(DATA TO PROCESS)

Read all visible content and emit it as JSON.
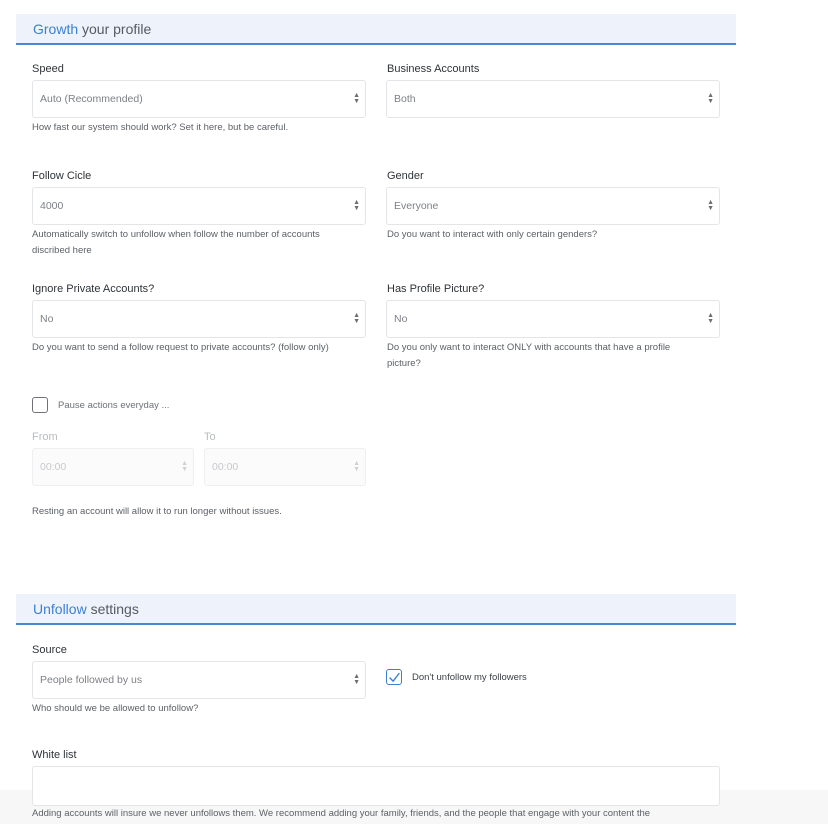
{
  "growth": {
    "title_accent": "Growth",
    "title_rest": " your profile",
    "speed": {
      "label": "Speed",
      "value": "Auto (Recommended)",
      "help": "How fast our system should work? Set it here, but be careful."
    },
    "business_accounts": {
      "label": "Business Accounts",
      "value": "Both"
    },
    "follow_cicle": {
      "label": "Follow Cicle",
      "value": "4000",
      "help_line1": "Automatically switch to unfollow when follow the number of accounts",
      "help_line2": "discribed here"
    },
    "gender": {
      "label": "Gender",
      "value": "Everyone",
      "help": "Do you want to interact with only certain genders?"
    },
    "ignore_private": {
      "label": "Ignore Private Accounts?",
      "value": "No",
      "help": "Do you want to send a follow request to private accounts? (follow only)"
    },
    "profile_picture": {
      "label": "Has Profile Picture?",
      "value": "No",
      "help_line1": "Do you only want to interact ONLY with accounts that have a profile",
      "help_line2": "picture?"
    },
    "pause": {
      "label": "Pause actions everyday ...",
      "checked": false
    },
    "from": {
      "label": "From",
      "value": "00:00"
    },
    "to": {
      "label": "To",
      "value": "00:00"
    },
    "resting_help": "Resting an account will allow it to run longer without issues."
  },
  "unfollow": {
    "title_accent": "Unfollow",
    "title_rest": " settings",
    "source": {
      "label": "Source",
      "value": "People followed by us",
      "help": "Who should we be allowed to unfollow?"
    },
    "dont_unfollow": {
      "label": "Don't unfollow my followers",
      "checked": true
    },
    "whitelist": {
      "label": "White list",
      "help": "Adding accounts will insure we never unfollows them. We recommend adding your family, friends, and the people that engage with your content the"
    }
  },
  "colors": {
    "accent": "#3d7fd2",
    "header_bg": "#eef3fb",
    "header_border": "#4a86d4"
  }
}
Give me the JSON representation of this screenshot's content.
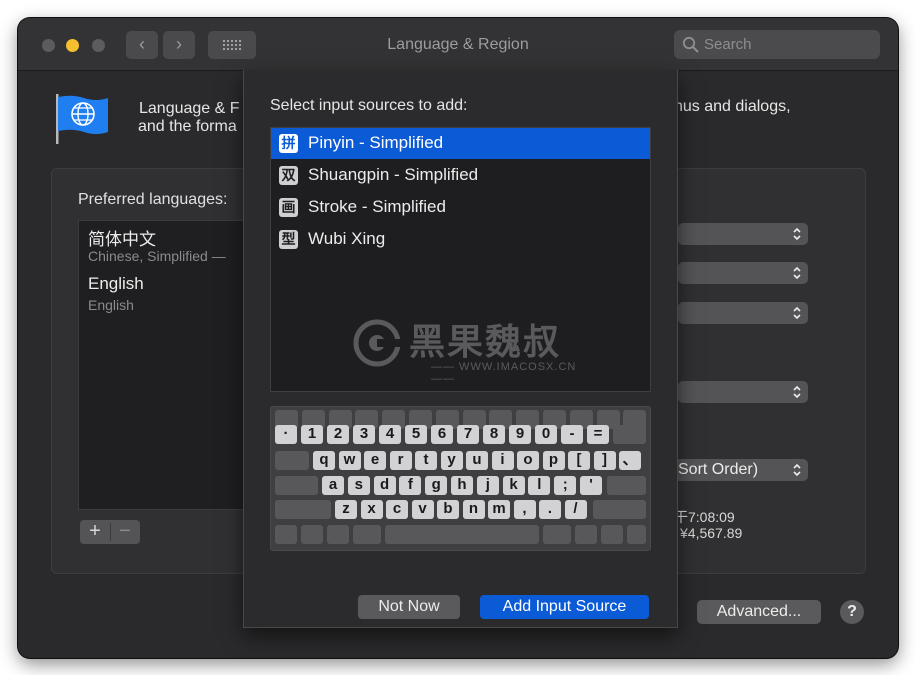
{
  "window": {
    "title": "Language & Region"
  },
  "titlebar": {
    "back_icon": "‹",
    "forward_icon": "›"
  },
  "search": {
    "placeholder": "Search"
  },
  "description": {
    "line1_left": "Language & F",
    "line2_left": "and the forma",
    "line1_right": "nus and dialogs,"
  },
  "preferred_languages": {
    "label": "Preferred languages:",
    "items": [
      {
        "name": "简体中文",
        "sub": "Chinese, Simplified —"
      },
      {
        "name": "English",
        "sub": "English"
      }
    ],
    "add_label": "+",
    "remove_label": "−"
  },
  "right_panel": {
    "sort_order_label": "Sort Order)",
    "time_sample": "干7:08:09",
    "currency_sample": "¥4,567.89"
  },
  "footer": {
    "advanced_label": "Advanced...",
    "help_label": "?"
  },
  "sheet": {
    "prompt": "Select input sources to add:",
    "sources": [
      {
        "icon": "拼",
        "label": "Pinyin - Simplified",
        "selected": true
      },
      {
        "icon": "双",
        "label": "Shuangpin - Simplified",
        "selected": false
      },
      {
        "icon": "画",
        "label": "Stroke - Simplified",
        "selected": false
      },
      {
        "icon": "型",
        "label": "Wubi Xing",
        "selected": false
      }
    ],
    "watermark": {
      "brand": "黑果魏叔",
      "url": "—— WWW.IMACOSX.CN ——"
    },
    "keyboard": {
      "row1": [
        "·",
        "1",
        "2",
        "3",
        "4",
        "5",
        "6",
        "7",
        "8",
        "9",
        "0",
        "-",
        "="
      ],
      "row2": [
        "q",
        "w",
        "e",
        "r",
        "t",
        "y",
        "u",
        "i",
        "o",
        "p",
        "[",
        "]",
        "、"
      ],
      "row3": [
        "a",
        "s",
        "d",
        "f",
        "g",
        "h",
        "j",
        "k",
        "l",
        ";",
        "'"
      ],
      "row4": [
        "z",
        "x",
        "c",
        "v",
        "b",
        "n",
        "m",
        ",",
        ".",
        "/"
      ]
    },
    "not_now_label": "Not Now",
    "add_label": "Add Input Source"
  },
  "colors": {
    "accent": "#0b5bd6",
    "window_bg": "#2a2a2c",
    "yellow_light": "#f5bf30"
  }
}
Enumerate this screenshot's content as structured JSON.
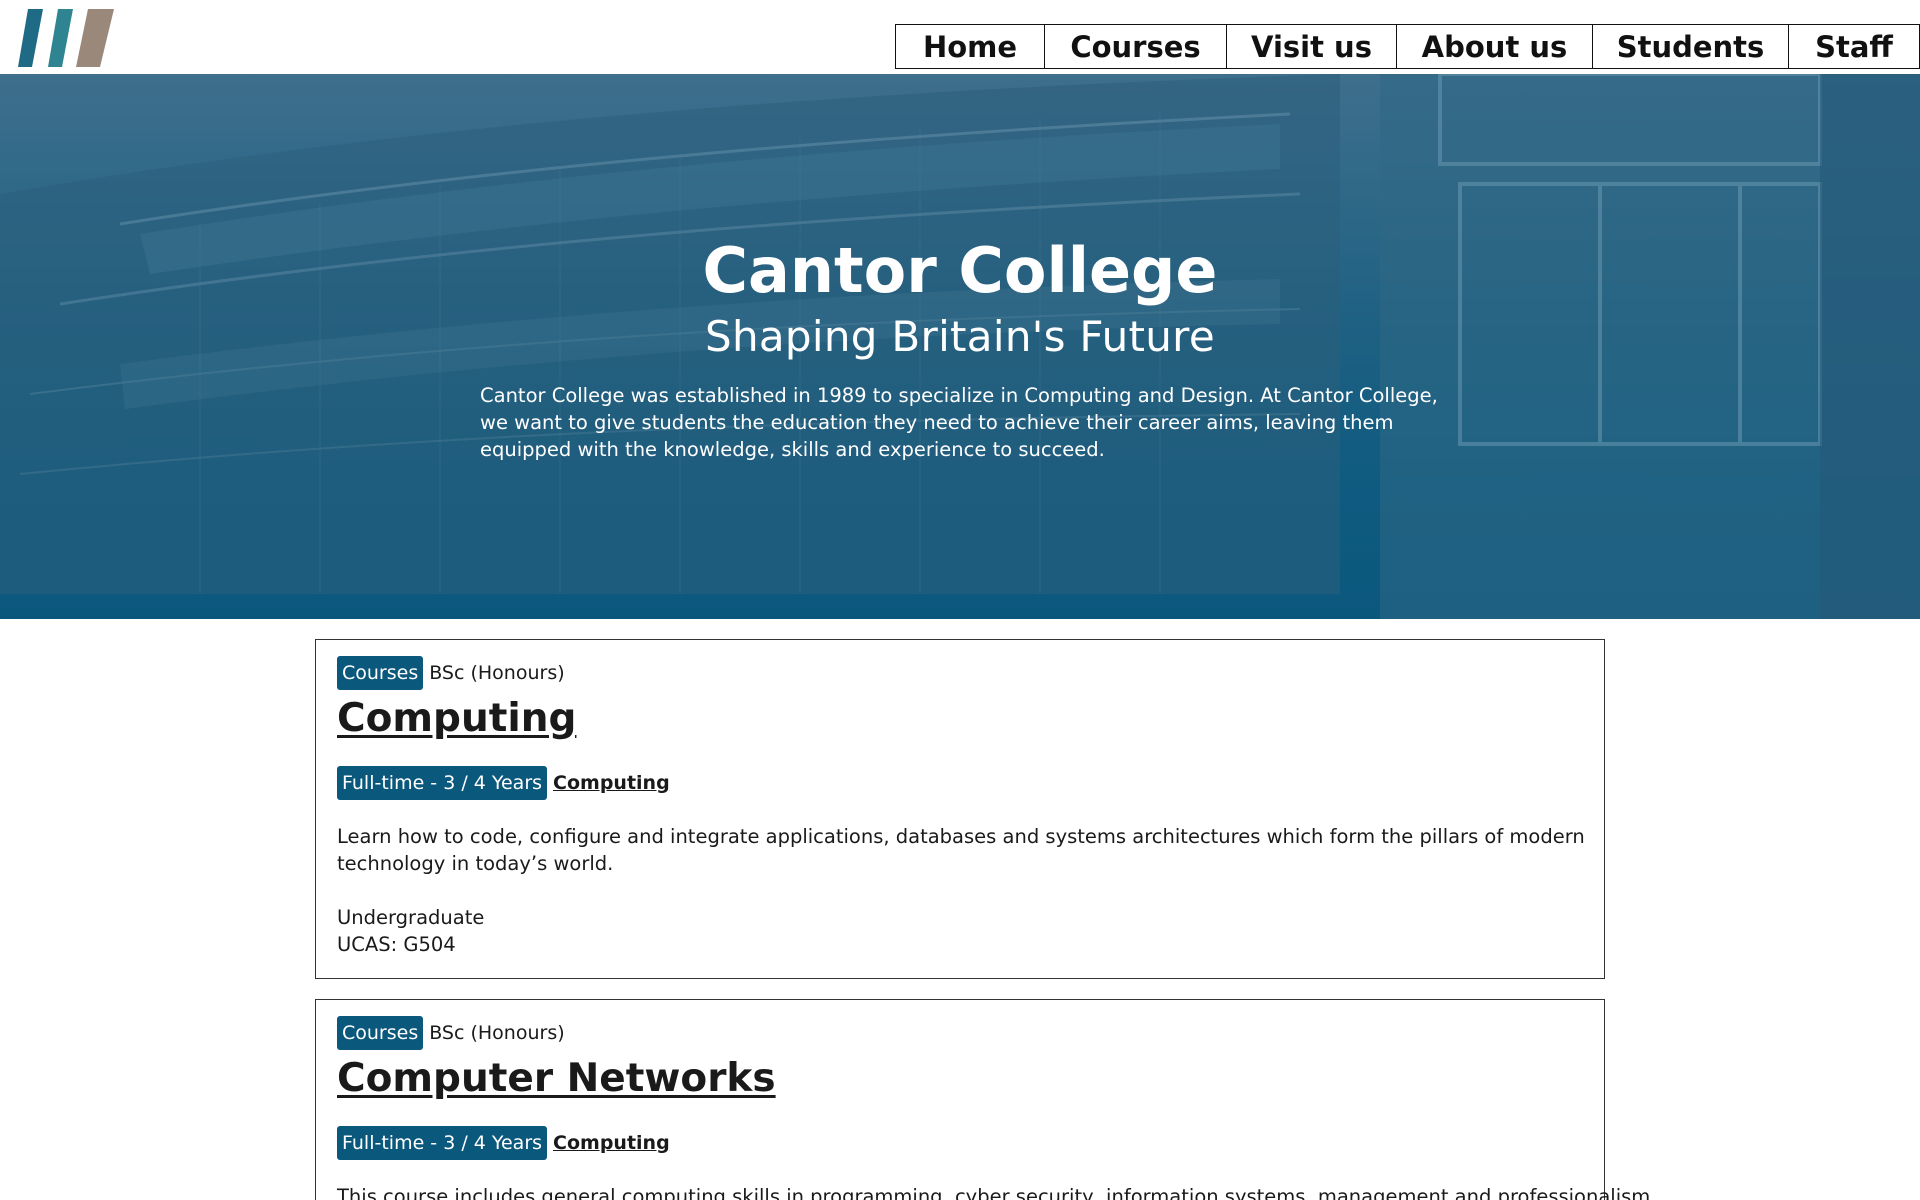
{
  "brand": {
    "logo_colors": [
      "#1f6b86",
      "#2f8491",
      "#9a887a"
    ]
  },
  "nav": {
    "items": [
      {
        "label": "Home"
      },
      {
        "label": "Courses"
      },
      {
        "label": "Visit us"
      },
      {
        "label": "About us"
      },
      {
        "label": "Students"
      },
      {
        "label": "Staff"
      }
    ]
  },
  "hero": {
    "title": "Cantor College",
    "subtitle": "Shaping Britain's Future",
    "intro": "Cantor College was established in 1989 to specialize in Computing and Design. At Cantor College, we want to give students the education they need to achieve their career aims, leaving them equipped with the knowledge, skills and experience to succeed.",
    "overlay_color": "#0b587d"
  },
  "courses": [
    {
      "tag": "Courses",
      "degree": "BSc (Honours)",
      "title": "Computing",
      "mode": "Full-time - 3 / 4 Years",
      "department": "Computing",
      "description": "Learn how to code, configure and integrate applications, databases and systems architectures which form the pillars of modern technology in today’s world.",
      "level": "Undergraduate",
      "ucas": "UCAS: G504"
    },
    {
      "tag": "Courses",
      "degree": "BSc (Honours)",
      "title": "Computer Networks",
      "mode": "Full-time - 3 / 4 Years",
      "department": "Computing",
      "description": "This course includes general computing skills in programming, cyber security, information systems, management and professionalism"
    }
  ],
  "colors": {
    "accent": "#0b587d",
    "text": "#1a1a1a",
    "border": "#333333"
  }
}
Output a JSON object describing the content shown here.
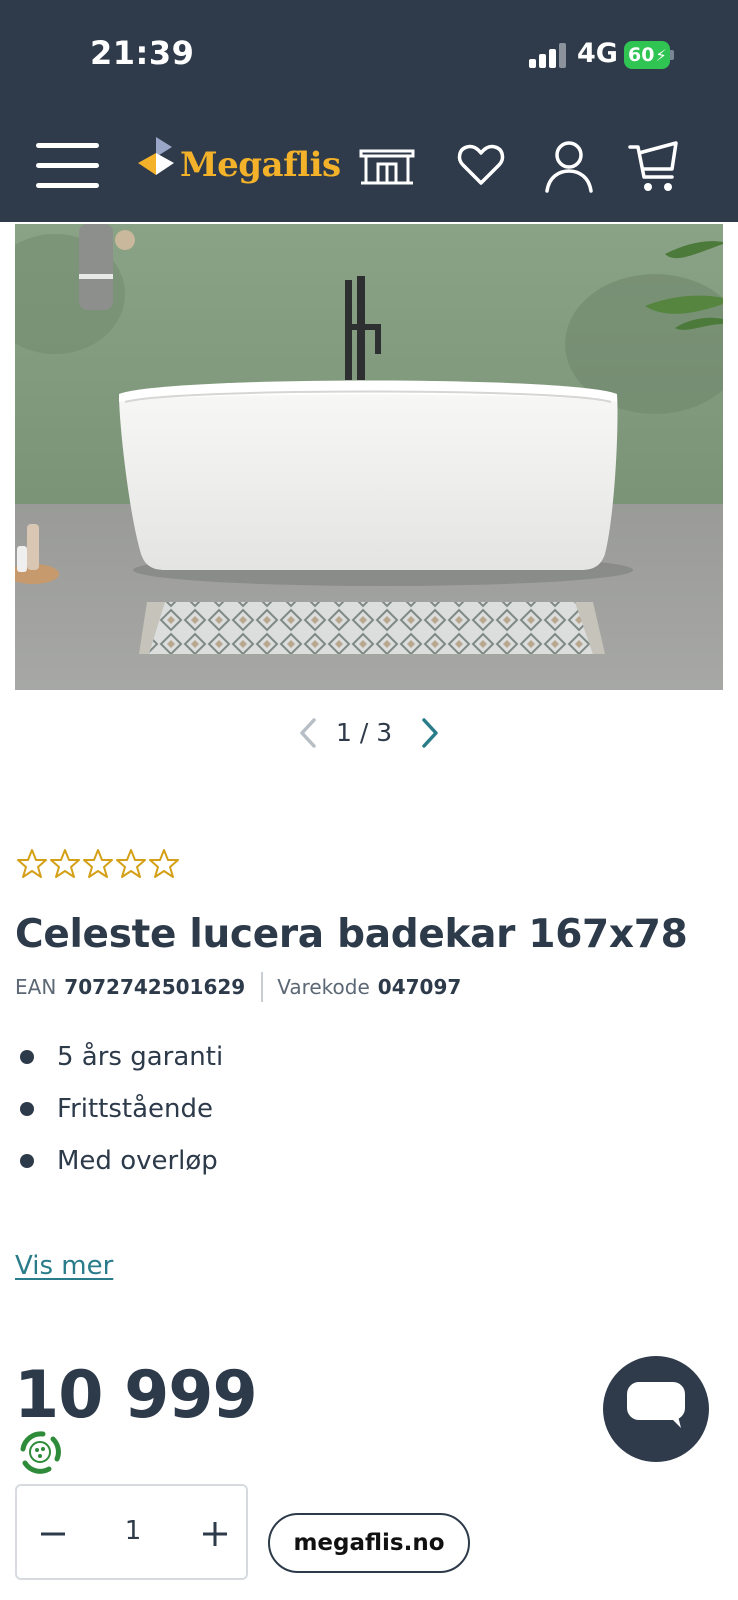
{
  "status_bar": {
    "time": "21:39",
    "network": "4G",
    "battery": "60",
    "battery_charging": true
  },
  "header": {
    "logo_text": "Megaflis",
    "logo_color": "#f3b229",
    "background": "#2f3b4b",
    "icons": [
      "menu-icon",
      "store-icon",
      "heart-icon",
      "user-icon",
      "cart-icon"
    ]
  },
  "gallery": {
    "current": 1,
    "total": 3,
    "pager_text": "1 / 3"
  },
  "product": {
    "rating_stars": 5,
    "rating_value": 0,
    "title": "Celeste lucera badekar 167x78",
    "ean_label": "EAN",
    "ean": "7072742501629",
    "sku_label": "Varekode",
    "sku": "047097",
    "usps": [
      "5 års garanti",
      "Frittstående",
      "Med overløp"
    ],
    "show_more": "Vis mer",
    "price": "10 999"
  },
  "cart": {
    "quantity": "1"
  },
  "site_pill": "megaflis.no",
  "colors": {
    "accent": "#2a7c8a",
    "text": "#2d3a4a",
    "star": "#d4a017"
  }
}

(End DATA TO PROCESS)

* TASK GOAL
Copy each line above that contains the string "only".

* WRITTEN SOLUTION
      "help": "Do you want to interact with only certain genders?"
      "help": "Do you want to send a follow request to private accounts? (follow only)"
      "help_line1": "Do you only want to interact ONLY with accounts that have a profile",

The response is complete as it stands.